Meanwhile, Mr CHAMISA says his party still believes it won the 2018 General Elections and he should be the President of ZIMBABWE – failing which he will be staging demonstrations this THURSDAY to force the government to negotiating table.
On the other hand, Mr BITI, who tried but failed to secure political asylum in neighbouring ZAMBIA after the demonstrations, has also denied inciting the tragic violence.
Both men, the only ones to appear with their lawyers before the Commission so far, have further dismissed even campaign video evidence showing them threatening violence if they lost the JULY polls.
They have appeared before the NINE-member international team after turning down invitations to do so in the past weeks during which they unsuccessfully made a number of demands for them to comply.
When ONE of the Commissioners asked if Mr CHAMISA respects the national legal structures, and that the Constitutional Court ruling is final, he agreed; but still says he does not accept the ruling it made in favour of President MNANGAGWA.
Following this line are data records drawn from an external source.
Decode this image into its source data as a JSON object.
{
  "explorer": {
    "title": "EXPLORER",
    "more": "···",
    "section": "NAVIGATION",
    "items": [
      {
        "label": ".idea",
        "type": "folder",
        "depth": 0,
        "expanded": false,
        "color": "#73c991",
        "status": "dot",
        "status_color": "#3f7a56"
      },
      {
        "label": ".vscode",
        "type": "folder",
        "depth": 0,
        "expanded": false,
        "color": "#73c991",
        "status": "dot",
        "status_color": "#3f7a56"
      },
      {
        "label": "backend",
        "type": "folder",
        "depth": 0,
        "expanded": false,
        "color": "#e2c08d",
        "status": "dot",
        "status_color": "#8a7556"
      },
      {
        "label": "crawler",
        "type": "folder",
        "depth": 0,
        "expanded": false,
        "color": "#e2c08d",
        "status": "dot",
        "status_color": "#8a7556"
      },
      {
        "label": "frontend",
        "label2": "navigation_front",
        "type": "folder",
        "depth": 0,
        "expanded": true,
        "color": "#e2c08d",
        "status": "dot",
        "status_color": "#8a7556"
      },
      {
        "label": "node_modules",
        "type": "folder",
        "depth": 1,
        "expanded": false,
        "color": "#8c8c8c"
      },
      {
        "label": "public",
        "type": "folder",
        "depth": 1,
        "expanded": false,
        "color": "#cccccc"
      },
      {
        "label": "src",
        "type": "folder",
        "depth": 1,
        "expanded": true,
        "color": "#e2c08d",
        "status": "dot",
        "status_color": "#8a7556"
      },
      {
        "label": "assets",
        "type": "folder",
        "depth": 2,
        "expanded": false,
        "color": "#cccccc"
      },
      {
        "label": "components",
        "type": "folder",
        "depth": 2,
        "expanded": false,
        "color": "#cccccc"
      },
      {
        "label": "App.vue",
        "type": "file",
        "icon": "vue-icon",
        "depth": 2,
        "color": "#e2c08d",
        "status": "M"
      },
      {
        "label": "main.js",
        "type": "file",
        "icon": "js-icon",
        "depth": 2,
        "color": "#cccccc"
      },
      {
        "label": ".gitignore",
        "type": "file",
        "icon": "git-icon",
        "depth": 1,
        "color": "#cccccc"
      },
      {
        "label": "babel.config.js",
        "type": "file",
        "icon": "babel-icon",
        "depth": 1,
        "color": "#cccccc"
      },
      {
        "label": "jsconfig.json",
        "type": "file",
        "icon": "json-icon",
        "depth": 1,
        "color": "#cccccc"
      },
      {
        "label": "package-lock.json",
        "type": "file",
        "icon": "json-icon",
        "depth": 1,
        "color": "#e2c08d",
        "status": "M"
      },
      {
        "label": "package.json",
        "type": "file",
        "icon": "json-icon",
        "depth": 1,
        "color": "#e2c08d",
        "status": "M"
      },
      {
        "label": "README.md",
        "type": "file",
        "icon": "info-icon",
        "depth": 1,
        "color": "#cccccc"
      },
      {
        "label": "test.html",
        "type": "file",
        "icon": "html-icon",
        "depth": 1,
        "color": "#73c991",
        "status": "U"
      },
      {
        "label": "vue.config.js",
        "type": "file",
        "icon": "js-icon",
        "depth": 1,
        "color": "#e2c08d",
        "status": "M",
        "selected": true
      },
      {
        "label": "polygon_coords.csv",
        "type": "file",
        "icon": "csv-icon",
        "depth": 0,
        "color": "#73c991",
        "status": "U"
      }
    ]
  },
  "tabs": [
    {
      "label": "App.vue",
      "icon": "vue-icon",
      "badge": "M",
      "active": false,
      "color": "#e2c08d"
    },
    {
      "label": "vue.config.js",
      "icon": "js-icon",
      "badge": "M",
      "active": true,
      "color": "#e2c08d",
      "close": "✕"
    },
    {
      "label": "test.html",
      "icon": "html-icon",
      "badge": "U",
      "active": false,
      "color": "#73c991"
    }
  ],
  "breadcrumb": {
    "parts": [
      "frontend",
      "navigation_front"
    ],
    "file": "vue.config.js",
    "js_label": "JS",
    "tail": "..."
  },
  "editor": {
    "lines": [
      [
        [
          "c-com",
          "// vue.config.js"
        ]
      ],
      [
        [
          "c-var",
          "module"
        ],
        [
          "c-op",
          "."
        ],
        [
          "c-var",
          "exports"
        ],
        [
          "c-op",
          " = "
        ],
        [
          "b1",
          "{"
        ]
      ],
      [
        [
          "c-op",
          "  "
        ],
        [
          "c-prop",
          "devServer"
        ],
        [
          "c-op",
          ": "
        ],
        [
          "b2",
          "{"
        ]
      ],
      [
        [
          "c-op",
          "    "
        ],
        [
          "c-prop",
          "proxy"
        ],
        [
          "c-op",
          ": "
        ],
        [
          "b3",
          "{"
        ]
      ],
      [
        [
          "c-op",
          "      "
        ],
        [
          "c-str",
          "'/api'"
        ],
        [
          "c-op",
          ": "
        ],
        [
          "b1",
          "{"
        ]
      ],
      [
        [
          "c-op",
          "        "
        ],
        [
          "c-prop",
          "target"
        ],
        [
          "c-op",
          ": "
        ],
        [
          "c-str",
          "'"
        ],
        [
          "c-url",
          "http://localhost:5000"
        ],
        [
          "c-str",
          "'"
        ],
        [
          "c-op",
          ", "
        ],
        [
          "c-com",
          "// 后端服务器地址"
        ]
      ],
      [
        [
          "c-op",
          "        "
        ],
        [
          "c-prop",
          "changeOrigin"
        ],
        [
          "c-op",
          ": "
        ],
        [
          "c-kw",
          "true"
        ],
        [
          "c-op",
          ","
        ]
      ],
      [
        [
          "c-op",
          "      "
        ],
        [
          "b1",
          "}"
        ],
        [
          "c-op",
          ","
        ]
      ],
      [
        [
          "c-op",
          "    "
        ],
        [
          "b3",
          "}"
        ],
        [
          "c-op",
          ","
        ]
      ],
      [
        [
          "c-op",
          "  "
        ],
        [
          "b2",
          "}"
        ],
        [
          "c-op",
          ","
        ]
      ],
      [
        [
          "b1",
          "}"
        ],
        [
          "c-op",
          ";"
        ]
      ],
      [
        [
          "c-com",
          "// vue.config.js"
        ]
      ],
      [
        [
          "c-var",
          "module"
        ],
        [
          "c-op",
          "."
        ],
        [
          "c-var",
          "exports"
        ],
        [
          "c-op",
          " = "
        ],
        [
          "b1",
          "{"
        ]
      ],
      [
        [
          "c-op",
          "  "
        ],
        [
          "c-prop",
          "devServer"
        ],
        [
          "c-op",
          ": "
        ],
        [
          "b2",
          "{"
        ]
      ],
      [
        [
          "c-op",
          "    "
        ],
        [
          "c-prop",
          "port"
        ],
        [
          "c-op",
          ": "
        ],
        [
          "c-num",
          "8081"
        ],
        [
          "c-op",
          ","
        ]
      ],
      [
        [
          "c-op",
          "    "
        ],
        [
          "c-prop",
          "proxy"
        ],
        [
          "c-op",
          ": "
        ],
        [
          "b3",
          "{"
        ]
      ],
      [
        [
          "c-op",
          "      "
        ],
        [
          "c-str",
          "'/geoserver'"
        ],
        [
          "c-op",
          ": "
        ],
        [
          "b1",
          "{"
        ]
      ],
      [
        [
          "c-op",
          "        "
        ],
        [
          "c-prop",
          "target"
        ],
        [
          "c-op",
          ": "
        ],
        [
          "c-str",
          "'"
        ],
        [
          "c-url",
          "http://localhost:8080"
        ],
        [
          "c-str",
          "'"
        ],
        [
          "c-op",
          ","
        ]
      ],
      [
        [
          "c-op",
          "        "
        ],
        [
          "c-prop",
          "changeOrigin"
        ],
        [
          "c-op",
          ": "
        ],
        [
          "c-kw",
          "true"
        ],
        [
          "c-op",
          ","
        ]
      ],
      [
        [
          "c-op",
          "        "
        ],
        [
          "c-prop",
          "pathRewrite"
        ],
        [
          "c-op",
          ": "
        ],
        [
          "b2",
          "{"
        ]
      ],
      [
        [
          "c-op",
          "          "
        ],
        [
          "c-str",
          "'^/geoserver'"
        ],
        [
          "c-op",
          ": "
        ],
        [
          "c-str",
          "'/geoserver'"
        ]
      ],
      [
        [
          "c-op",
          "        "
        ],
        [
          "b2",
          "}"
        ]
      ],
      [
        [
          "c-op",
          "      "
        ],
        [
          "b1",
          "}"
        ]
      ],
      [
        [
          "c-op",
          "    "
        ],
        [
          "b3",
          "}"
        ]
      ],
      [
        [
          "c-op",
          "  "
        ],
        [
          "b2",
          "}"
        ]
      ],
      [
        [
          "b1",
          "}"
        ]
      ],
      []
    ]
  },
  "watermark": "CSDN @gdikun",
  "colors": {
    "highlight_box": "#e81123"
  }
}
The opposition leaders have appeared before the Commission after military and police chiefs have testified in the ongoing inquiries, which are sometimes broadcast live on national television, dismissing reports claiming their soldiers killed civilians during violent protests.
The Tactical Commander of the National Reaction Force, who is also the Presidential Guard Commander, says he was in charge of the military operations to reinforce the police on the fateful day.
Brigadier-General ANSELEM SANYATWE has told the Commission of Inquiry into the disturbances his troops only fired warning shots into the air, not at the rioting crowds scattered around the city.
He says the videos circulating in the media, showing a soldier kneeling on the ground and appearing to be firing at the rioters, are not proof that the military killed anyone on the day.
He says the soldiers were under the command of high ranking and experienced officers who are aware of the rules of engagement, either during civil unrests or in real combat, and had they fired AK-47 rifles there would have been more than the SIX dead bodies.
Despite denials by the opposition leaders, the army says it cannot rule out the possibility that the SIX people who were killed in the ONE AUGUST post-election violence could be victims of a militant group in the ALLIANCE.
Brigadier-General SANYATWE says the group, known as the VANGUARD, is violent and obviously includes trained former members of the national army and police, who are able to use firearms.
He says what also further shows his soldiers killed no one during the demonstrations is that a number of journalists decided to report the events while taking cover behind the military lines, and no dead body was pictured lying in the streets.
Brigadier-General SANYATWE says the reporters should have been able to capture people falling from AK-47 bullets and bodies lying in pools of blood if the troopers really opened fire into the crowds.
He says he does not give much consideration to the video clip that has gone viral on social media, because no civilian has the guts to film such military operations.
Defence Forces Commander General PHILLIP VALERIO SIBANDA agrees with his officer, accusing the MDC ALLIANCE of preaching violence before, during, and after the 30 JULY General Elections each time they addressed their rallies.
General SIBANDA says they have reason to suspect the opposition leaders had planned to plunge the country into bloody clashes if they lost the polls; and when they realised they were losing, they sent riotous youths into the streets of HARARE on the day.
He says the police had to call for help from the military after the violent crowds, who were now burning and looting in a bid to shut down the city, had overpowered the law-enforcement agents.
General SIBANDA says anyone, members of the public, observers who witnessed the ballots, as well as journalists who covered them, who have evidence of his soldiers killing people, should come forward with it.
The 2018 Post-Election Violence Commission of Inquiry in ZIMBABWE is interviewing a cross-section of people from mid-OCTOBER, but it is not likely to conclude its work soon – given the bulk of evidence the team has to consider before reporting./Sabanews/cam